Yet, one wonders if this admission is more like crying “Fire!” only after the fire engines have arrived at the scene, a confirmation of the obvious. But once the embers have cooled and all the hot-spots have been put out, the Fire Marshal always makes an inspection. What caused the blaze in the first place? Was it arson, or was it negligence? Was it gross negligence, or an act of God? Or, was its cause unknown?

It is not enough for the Metropolitan Council to wake-up and cry “Fire!” now. And it will not be enough for the Metropolitan Council to help extinguish the “fire.” The investigation must look at those who bore responsibility before God and man, and who were entrusted by the dioceses and by the All-American Councils to protect the assets of the Church.

The pursuit of truth demands that the Metropolitan Council answer difficult questions. Did they do their duty? Did they ignore the conditions that allowed this “fire” to kindle? Did they take seriously the vows that they made at All-America Councils faithfully to uphold the Statute? In other words, did they take seriously their fiduciary responsibilities to the Church, whose stewards they are?

It matters not whether members of the Metropolitan Council felt they were “rubber stamps” for the Chancellor and/or the Administrative Committee. Legally, and morally, they were bound to set the limits and the standards for administration. Legally and morally they were bound to establish the budgets, oversee the collection of funds and allocate them properly. Legally and morally they are still the ones bound by Statute, and consequently by law, as those entrusted by the OCA to make decisions whether to buy and sell property, whether to encumber the Church’s property and to assume additional debt, and whether to initiate legal investigations.

The ultimate question is simply this: Do members of the Metropolitan Council now take responsibility for what they as a body appear, at a minimum, to have allowed to take place in the Church? An atmosphere of trust cannot be restored until those whom we have entrusted show due repentance and the trustworthy fruits thereof. If any member cannot, or if any member will not, assume this responsibility, that member must seriously reconsider his or her election, and step aside for the good of the Church and the restitution of trust and good order.

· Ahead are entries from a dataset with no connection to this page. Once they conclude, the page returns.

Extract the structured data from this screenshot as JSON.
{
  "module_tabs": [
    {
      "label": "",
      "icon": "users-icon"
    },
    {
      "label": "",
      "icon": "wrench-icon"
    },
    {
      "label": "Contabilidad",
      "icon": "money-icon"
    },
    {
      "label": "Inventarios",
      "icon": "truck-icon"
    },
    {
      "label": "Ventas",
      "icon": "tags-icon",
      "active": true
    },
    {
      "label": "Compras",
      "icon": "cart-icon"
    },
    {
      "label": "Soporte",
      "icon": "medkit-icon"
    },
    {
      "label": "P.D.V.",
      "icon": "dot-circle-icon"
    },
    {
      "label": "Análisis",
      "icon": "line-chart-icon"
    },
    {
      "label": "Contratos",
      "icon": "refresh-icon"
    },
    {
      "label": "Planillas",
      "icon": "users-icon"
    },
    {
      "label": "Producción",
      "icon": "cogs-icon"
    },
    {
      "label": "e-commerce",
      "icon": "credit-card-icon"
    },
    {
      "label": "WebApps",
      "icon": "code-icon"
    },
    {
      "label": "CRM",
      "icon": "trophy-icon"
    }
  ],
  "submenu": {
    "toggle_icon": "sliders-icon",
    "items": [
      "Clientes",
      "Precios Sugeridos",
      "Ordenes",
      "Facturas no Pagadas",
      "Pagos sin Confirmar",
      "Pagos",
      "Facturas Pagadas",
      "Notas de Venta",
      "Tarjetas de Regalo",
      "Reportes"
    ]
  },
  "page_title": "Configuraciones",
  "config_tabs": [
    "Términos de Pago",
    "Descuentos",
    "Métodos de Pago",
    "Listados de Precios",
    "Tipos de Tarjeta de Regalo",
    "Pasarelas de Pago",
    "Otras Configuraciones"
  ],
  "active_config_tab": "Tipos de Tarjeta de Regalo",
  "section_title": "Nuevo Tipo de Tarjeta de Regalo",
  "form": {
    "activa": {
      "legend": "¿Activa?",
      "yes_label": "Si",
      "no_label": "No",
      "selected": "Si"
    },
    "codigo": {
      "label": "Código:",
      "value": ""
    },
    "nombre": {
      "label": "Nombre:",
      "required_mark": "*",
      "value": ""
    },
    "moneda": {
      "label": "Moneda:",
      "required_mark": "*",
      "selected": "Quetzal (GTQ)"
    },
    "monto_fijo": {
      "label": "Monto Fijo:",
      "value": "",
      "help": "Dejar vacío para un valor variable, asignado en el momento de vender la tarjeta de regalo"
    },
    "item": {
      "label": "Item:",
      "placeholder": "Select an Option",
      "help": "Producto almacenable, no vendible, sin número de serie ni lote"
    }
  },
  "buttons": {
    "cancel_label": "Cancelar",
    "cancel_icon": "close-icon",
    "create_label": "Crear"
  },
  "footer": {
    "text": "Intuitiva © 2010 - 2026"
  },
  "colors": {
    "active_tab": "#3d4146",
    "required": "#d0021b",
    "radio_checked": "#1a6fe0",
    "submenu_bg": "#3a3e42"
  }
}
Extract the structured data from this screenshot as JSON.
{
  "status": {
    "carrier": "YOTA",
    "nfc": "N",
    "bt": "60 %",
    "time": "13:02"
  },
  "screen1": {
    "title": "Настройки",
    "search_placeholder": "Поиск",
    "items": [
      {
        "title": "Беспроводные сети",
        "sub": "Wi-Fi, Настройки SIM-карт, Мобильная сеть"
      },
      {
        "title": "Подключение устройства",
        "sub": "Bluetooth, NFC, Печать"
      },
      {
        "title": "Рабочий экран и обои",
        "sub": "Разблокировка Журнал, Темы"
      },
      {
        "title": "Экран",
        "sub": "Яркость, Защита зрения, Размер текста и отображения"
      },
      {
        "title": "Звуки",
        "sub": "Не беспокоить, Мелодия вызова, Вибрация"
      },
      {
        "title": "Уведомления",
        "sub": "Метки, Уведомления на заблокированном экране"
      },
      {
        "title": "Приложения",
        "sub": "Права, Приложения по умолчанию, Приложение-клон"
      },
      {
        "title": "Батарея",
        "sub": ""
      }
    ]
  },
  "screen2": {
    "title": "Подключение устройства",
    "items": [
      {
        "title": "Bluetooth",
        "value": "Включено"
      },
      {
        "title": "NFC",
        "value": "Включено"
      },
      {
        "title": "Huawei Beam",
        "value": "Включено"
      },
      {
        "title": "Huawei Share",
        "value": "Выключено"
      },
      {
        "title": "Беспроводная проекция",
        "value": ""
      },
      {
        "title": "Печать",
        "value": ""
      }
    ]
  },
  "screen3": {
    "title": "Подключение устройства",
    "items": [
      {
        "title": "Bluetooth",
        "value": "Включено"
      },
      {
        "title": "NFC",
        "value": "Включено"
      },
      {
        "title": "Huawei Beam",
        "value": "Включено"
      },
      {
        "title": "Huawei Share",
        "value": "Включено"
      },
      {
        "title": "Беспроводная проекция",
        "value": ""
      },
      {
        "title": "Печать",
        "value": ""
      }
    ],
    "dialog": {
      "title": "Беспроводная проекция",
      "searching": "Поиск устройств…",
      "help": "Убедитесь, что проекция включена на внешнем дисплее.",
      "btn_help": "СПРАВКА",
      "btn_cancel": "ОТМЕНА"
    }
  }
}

- Archpriest John Reeves



Other Reflections:

Fr. Paul Harrilchak
Holy Trinity, Reston VA

Fr. Ted Bobosh

St. Paul, Dayton OH

Fr. Michael Plekon  

Special to

Holy Trinity, Boston